**What to work on:** Retype the data below exactly; skip every image.

(Element data from apps and pages)
- Opening Delimiter -

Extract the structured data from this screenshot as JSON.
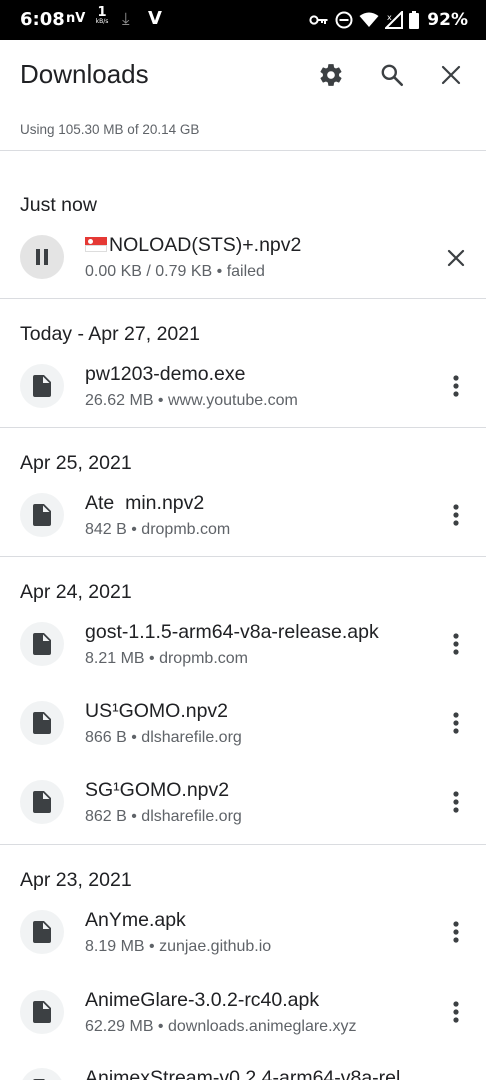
{
  "status_bar": {
    "time": "6:08",
    "carrier": "nV",
    "speed_value": "1",
    "speed_unit": "kB/s",
    "battery": "92%",
    "icons": [
      "download-icon",
      "vpn-v-icon",
      "key-icon",
      "dnd-icon",
      "wifi-icon",
      "signal-icon",
      "battery-icon"
    ]
  },
  "app_bar": {
    "title": "Downloads",
    "icons": [
      "settings-icon",
      "search-icon",
      "close-icon"
    ]
  },
  "storage": "Using 105.30 MB of 20.14 GB",
  "sections": [
    {
      "header": "Just now",
      "items": [
        {
          "name": "NOLOAD(STS)+.npv2",
          "meta": "0.00 KB / 0.79 KB • failed",
          "flag": "singapore-flag"
        }
      ]
    },
    {
      "header": "Today - Apr 27, 2021",
      "items": [
        {
          "name": "pw1203-demo.exe",
          "meta": "26.62 MB • www.youtube.com"
        }
      ]
    },
    {
      "header": "Apr 25, 2021",
      "items": [
        {
          "name": "Ate  min.npv2",
          "meta": "842 B • dropmb.com"
        }
      ]
    },
    {
      "header": "Apr 24, 2021",
      "items": [
        {
          "name": "gost-1.1.5-arm64-v8a-release.apk",
          "meta": "8.21 MB • dropmb.com"
        },
        {
          "name": "US¹GOMO.npv2",
          "meta": "866 B • dlsharefile.org"
        },
        {
          "name": "SG¹GOMO.npv2",
          "meta": "862 B • dlsharefile.org"
        }
      ]
    },
    {
      "header": "Apr 23, 2021",
      "items": [
        {
          "name": "AnYme.apk",
          "meta": "8.19 MB • zunjae.github.io"
        },
        {
          "name": "AnimeGlare-3.0.2-rc40.apk",
          "meta": "62.29 MB • downloads.animeglare.xyz"
        },
        {
          "name": "AnimexStream-v0.2.4-arm64-v8a-rel",
          "meta": ""
        }
      ]
    }
  ],
  "colors": {
    "text_primary": "#202124",
    "text_secondary": "#5f6368",
    "divider": "#dadce0",
    "icon_bg": "#f1f3f4"
  }
}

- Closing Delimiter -

**Expected answer:**
Extract the structured data from this screenshot as JSON.
{
  "status_bar": {
    "time": "6:08",
    "carrier": "nV",
    "speed_value": "1",
    "speed_unit": "kB/s",
    "battery": "92%",
    "icons": [
      "download-icon",
      "vpn-v-icon",
      "key-icon",
      "dnd-icon",
      "wifi-icon",
      "signal-icon",
      "battery-icon"
    ]
  },
  "app_bar": {
    "title": "Downloads",
    "icons": [
      "settings-icon",
      "search-icon",
      "close-icon"
    ]
  },
  "storage": "Using 105.30 MB of 20.14 GB",
  "sections": [
    {
      "header": "Just now",
      "items": [
        {
          "name": "NOLOAD(STS)+.npv2",
          "meta": "0.00 KB / 0.79 KB • failed",
          "flag": "singapore-flag"
        }
      ]
    },
    {
      "header": "Today - Apr 27, 2021",
      "items": [
        {
          "name": "pw1203-demo.exe",
          "meta": "26.62 MB • www.youtube.com"
        }
      ]
    },
    {
      "header": "Apr 25, 2021",
      "items": [
        {
          "name": "Ate  min.npv2",
          "meta": "842 B • dropmb.com"
        }
      ]
    },
    {
      "header": "Apr 24, 2021",
      "items": [
        {
          "name": "gost-1.1.5-arm64-v8a-release.apk",
          "meta": "8.21 MB • dropmb.com"
        },
        {
          "name": "US¹GOMO.npv2",
          "meta": "866 B • dlsharefile.org"
        },
        {
          "name": "SG¹GOMO.npv2",
          "meta": "862 B • dlsharefile.org"
        }
      ]
    },
    {
      "header": "Apr 23, 2021",
      "items": [
        {
          "name": "AnYme.apk",
          "meta": "8.19 MB • zunjae.github.io"
        },
        {
          "name": "AnimeGlare-3.0.2-rc40.apk",
          "meta": "62.29 MB • downloads.animeglare.xyz"
        },
        {
          "name": "AnimexStream-v0.2.4-arm64-v8a-rel",
          "meta": ""
        }
      ]
    }
  ],
  "colors": {
    "text_primary": "#202124",
    "text_secondary": "#5f6368",
    "divider": "#dadce0",
    "icon_bg": "#f1f3f4"
  }
}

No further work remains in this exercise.